The differentially expressed proteins were classified according to the biological processes in which they were involved using reference databases for human proteins. In order to visualize the network of altered proteins and affected biochemical pathways, we used Ingenuity Pathway Analysis (IPA) 2.4 (QIAGEN Inc.)118, which took into consideration the accession of differentially expressed proteins, ANOVA test p value (p ≤ 0.1) and Log2 fold change (considering the ratio between treatment and control). Online software was also used: Reactome (version 69)119, STRING (version 11.0)120, VENNY (version 2.1)121, Metascape122, Rstudio (version 1.2.5033)123, R (version 3.6.2)124, Pheatmap package (version 1.0.12)125, Cytoscape (version 3.7.2)126 and String app (version 1.5)127. The experimental steps described thus far are shown in Fig. 1.


MO3.13 cells were grown in 24-well plates (Corning Inc.) containing glass coverslips. For fixation, each well was incubated with 250 μL 4% paraformaldehyde (PFA) (Sigma-Aldrich)/PBS 1 × solution (Sigma-Aldrich) for 25 min at RT. The cells were washed 3 times with PBS 1 × (Sigma-Aldrich) and the coverslips were incubated with 0.1 M glycine (Sigma-Aldrich) for 20 min at RT (in a wet chamber), followed by a wash with 1 × PBS (Sigma-Aldrich). For the coverslips to be labeled by CNPase (Abcam—Ab28486), the membranes were permeabilized using 0.2% Triton X-100 (Sigma-Aldrich) in PBS 1 × (Sigma-Aldrich) for 2 min, with subsequent washing with 1 × PBS (Sigma-Aldrich). Blocking was performed with a 10% FBS solution (Gibco) in PBS 1 × (Sigma-Aldrich), incubating for 5 min at RT.

The coverslips were incubated with primary antibodies (1:400 dilution in 10% FBS/PBS 1 ×) against PLP (Abcam-Ab28486) and CNPase (Abcam-Ab6319), overnight at 4 °C, before being washed with PBS 1 × (Sigma-Aldrich). Then, samples were incubated with DAPI (Thermo Fisher Scientific) and secondary antibodies: anti-mouse (Alexa Fluor 488 goat anti-mouse—Thermo Fisher Scientific) and anti-rabbit (Alexa Fluor 488 goat anti-rabbit—Thermo Fisher Scientific) (both 1:400 in 10% FBS/PBS 1 ×), for 1 h in the dark at 37 °C. They were then rinsed three times with PBS 1 ×. For slide assembly, a drop of mounting medium (Dako) was added. The slides were dried at RT and sheltered from light, then read on a Cytation 5 (BioTek). The analyses were performed using ImageJ software (National Institutes of Health, NIH)128.

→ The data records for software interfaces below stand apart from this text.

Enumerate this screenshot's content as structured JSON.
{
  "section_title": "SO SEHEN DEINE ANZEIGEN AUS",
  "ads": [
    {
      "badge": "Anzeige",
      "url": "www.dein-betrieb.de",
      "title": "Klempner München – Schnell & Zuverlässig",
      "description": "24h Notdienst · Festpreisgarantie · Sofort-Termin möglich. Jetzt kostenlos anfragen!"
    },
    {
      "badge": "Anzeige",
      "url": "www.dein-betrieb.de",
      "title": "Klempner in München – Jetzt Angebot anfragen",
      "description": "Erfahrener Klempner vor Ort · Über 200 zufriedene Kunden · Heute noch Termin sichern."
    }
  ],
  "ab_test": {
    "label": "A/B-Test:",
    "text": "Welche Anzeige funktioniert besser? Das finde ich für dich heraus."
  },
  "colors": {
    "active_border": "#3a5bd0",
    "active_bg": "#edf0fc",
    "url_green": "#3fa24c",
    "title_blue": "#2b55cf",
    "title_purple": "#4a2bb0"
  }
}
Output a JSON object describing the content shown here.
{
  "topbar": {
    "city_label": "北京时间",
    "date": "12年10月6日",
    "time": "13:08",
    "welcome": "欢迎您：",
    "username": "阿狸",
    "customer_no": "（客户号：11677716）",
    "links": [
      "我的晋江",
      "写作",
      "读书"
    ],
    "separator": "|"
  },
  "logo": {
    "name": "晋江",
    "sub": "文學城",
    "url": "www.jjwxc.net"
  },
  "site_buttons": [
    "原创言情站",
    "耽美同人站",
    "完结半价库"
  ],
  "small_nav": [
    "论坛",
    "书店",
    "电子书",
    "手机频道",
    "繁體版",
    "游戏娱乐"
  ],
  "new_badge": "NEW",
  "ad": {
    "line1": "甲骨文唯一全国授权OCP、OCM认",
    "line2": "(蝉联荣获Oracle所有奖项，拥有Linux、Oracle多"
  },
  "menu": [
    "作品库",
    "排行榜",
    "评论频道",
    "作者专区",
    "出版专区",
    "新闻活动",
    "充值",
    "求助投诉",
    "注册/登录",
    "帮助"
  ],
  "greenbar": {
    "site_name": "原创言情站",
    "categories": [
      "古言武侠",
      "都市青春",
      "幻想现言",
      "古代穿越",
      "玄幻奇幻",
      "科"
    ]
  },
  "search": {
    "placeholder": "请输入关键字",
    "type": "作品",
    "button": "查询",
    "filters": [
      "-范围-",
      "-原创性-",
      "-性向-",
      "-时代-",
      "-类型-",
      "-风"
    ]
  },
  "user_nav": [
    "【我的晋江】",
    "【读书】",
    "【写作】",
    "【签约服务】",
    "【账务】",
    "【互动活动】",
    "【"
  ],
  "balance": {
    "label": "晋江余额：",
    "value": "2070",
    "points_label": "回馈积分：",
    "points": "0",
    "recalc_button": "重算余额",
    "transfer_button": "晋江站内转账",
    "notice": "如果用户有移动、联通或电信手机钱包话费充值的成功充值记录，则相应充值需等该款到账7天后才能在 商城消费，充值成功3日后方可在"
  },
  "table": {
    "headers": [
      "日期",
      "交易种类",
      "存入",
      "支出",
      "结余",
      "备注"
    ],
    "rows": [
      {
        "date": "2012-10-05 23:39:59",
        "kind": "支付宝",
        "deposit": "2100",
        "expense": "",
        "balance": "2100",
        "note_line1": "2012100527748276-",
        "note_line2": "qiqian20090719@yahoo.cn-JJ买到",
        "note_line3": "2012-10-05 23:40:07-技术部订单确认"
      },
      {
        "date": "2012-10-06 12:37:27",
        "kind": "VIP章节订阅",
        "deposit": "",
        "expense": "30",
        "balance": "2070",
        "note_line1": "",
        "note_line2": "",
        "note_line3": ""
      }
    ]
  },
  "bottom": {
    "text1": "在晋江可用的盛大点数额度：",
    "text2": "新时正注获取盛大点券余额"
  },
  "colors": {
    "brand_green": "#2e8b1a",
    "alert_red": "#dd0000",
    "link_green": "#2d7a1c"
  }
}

RNA isolation and cDNA synthesis

MO3.13 cells were lysed with trizol and chloroform was used for phase separation. For RNA precipitation, isopropanol 100% was added, and the RNA pellet was washed three times in ice-cold 75% ethanol by centrifugation. Then, RNA was resuspended in nuclease-free water, and quantified using a DeNovix spectrophotometer. RNA quality was tested with 1% agarose gel electrophoresis, checking 18S/28S band integrity. Finally, reverse transcription was performed using a kit (GoScript Reverse Transcriptase Kit, Promega, Madison, WI, USA) according to manufactures’ instructions in a 20-µL reaction wit 1,6 µg of total RNA.

Real-time quantitative polymerase chain reaction (RT-qPCR)

Quantitative PCR was performed on cDNA from MO3.13 cells diluted 1:10 using the qPCR Green Master Low Rox (Cellco) mastermix containing forward primer, reverse primer and diethyl pyrocarbonate (DEPC)-treated water. The RT-qPCR reaction was performed in a CFX384 Touch Real-Time PCR Detection System (Biorad). Cycling conditions were set as follows: after initial activation at 50 °C for 2 min and 40 cycles of 95 °C for 2 min, 95 °C for 15 s and 60 °C for 1 min, then melt curve analysis was performed by heating samples from 65 °C to 99 °C (1 °C increment changes at 5 s intervals), in order to evaluate primer specificity. All sample measurements were performed in duplicate.

Intron-spanning primers for RT-qPCR were designed with PrimerBlast, and used at 200 nM for PLP and CNP genes. Beta-actin (ACTB) was used as housekeeping gene (primer concentration: 100 nM). For primer sequences, see Supplementary Table S1. The efficiency of the primers used ranged from 95–100%. Data were normalized to the expression of ACTB gene and relative quantification value of each target gene was analyzed using a comparative CT method129.